Which side of the microphone is the front?

David Mellor

David Mellor is CEO and Course Director of Audio Masterclass. David has designed courses in audio education and training since 1986 and is the publisher and principal writer of Record-Producer.com.

Sunday February 17, 2019
FREE EBOOK DOWNLOAD ►

'Point the microphone at the source of sound.' That's rule number one of audio with very few exceptions. But how can you tell which is the pointy end?

BBC Marconi Type A microphone

It isn't always obvious how a microphone should be pointed. For instance some microphones are end-address (sometimes referred to as front-address), others are side-address, and in some cases it's tricky to know - take for example the Sennheiser MD421 which looks very much like a side-address mic but it is actually end-address.

Sennheiser MD 421

When you know that a microphone is end-address it is obvious how to point it. But what about side-address microphones?

Normally a side-address microphone will have the manufacturer's badge or logo on the front and any pad and filter switches on the back. But what about the sE Electronics 4400a? That's an exception - the switches are on the front.

sE Electronics 4400a

The reason for having switches on the back is clear - the artist shouldn't be messing about with them. That's the engineer's job. But many recordists and podcasters are self-op, so it makes a lot of sense for the switches to be instantly accessible.

But what about the mic on the cover of the Radio Times? This is a vintage BBC-Marconi Type A designed by the BBC as a $12 alternative to the $168 RCA Model 44 way back in the 1930s.

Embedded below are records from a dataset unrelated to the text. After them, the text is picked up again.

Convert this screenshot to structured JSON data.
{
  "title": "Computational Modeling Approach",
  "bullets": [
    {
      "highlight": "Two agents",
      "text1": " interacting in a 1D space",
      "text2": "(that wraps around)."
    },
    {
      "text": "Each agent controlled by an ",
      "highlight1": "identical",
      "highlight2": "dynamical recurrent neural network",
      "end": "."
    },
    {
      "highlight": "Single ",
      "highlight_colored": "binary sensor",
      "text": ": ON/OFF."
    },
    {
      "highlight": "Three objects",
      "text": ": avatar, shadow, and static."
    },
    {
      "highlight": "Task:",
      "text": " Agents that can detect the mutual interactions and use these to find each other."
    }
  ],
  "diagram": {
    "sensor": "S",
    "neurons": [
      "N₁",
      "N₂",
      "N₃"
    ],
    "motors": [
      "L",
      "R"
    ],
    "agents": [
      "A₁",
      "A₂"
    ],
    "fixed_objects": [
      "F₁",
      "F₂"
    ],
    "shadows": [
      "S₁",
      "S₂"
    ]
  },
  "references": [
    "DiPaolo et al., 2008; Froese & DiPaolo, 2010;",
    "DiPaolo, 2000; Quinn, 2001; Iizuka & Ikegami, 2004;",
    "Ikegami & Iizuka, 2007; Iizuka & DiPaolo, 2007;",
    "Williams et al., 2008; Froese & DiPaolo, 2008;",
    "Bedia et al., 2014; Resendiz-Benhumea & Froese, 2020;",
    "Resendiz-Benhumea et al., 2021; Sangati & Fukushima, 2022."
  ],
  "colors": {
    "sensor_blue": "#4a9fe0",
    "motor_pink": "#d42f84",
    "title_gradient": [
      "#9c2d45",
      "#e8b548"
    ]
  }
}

Clearly this is the back of the mic. There's no way the BBC would place the screw terminals of the mic (no XLRs in those days) directly in front of the artist. Perhaps it was photographed in this way because there is a BBC logo on the front and the Radio Times, which used to be a mouthpiece for the BBC, these days is broadcaster-agnostic.

Perhaps it's not even a real microphone but a digital model.

But there's one more thing...

The BBC-Marconi Type A is a ribbon microphone. It is therefore figure-of-eight pattern, so it sounds exactly the same from the front and from the back.

In conclusion therefore, it isn't always obvious which side of the microphone is the front. A listening test will reveal all.

One more thing... You probably want to know what the BBC-Marconi Type A sounds like (with a few crackles due to this 1940 recording being made to disc). Here it is...

Like, follow, and comment on this article at Facebook, Twitter, Reddit, Instagram or the social network of your choice.

Come on the Audio Masterclass Pro Home Studio MiniCourse - 60 great hints and tips to get your home recording studio MOVING

It's FREE!

Get It Now >>

The Internet goes analogue!

How to choose an audio interface

Audio left-right test. Does it matter?

Electric guitar - compress before the amp, or after?

What is comb filtering? What does it sound like?

NEW: Audio crossfades come to Final Cut Pro X 10.4.9!

What is the difference between EQ and filters? *With Audio*

What difference will a preamp make to your recording?

Watch our video on linear phase filters and frequency response with the FabFilter Pro Q 2

Read our post on linear phase filters and frequency response with the Fabfilter Pro Q 2

Harmonic distortion with the Soundtoys Decapitator

What's the best height for studio monitors? Answer - Not too low!

What is the Red Book standard? Do I need to use it? Why?

Will floating point change the way we record?

Mixing: What is the 'Pedalboard Exception'?

The difference between mic level and line level

The problem with parallel compression that you didn't know you had. What it sounds like and how to fix it.

Compressing a snare drum to even out the level

What does parallel compression on vocals sound like?

How to automate tracks that have parallel compression

Why mono is better than stereo for recording vocals and dialogue

Clipping and compressing a drum recording to achieve an exciting sound texture

What can we learn about room acoustics from this image?

Can you hear the subtle effect of the knee control of the compressor? (With audio and video demonstrations)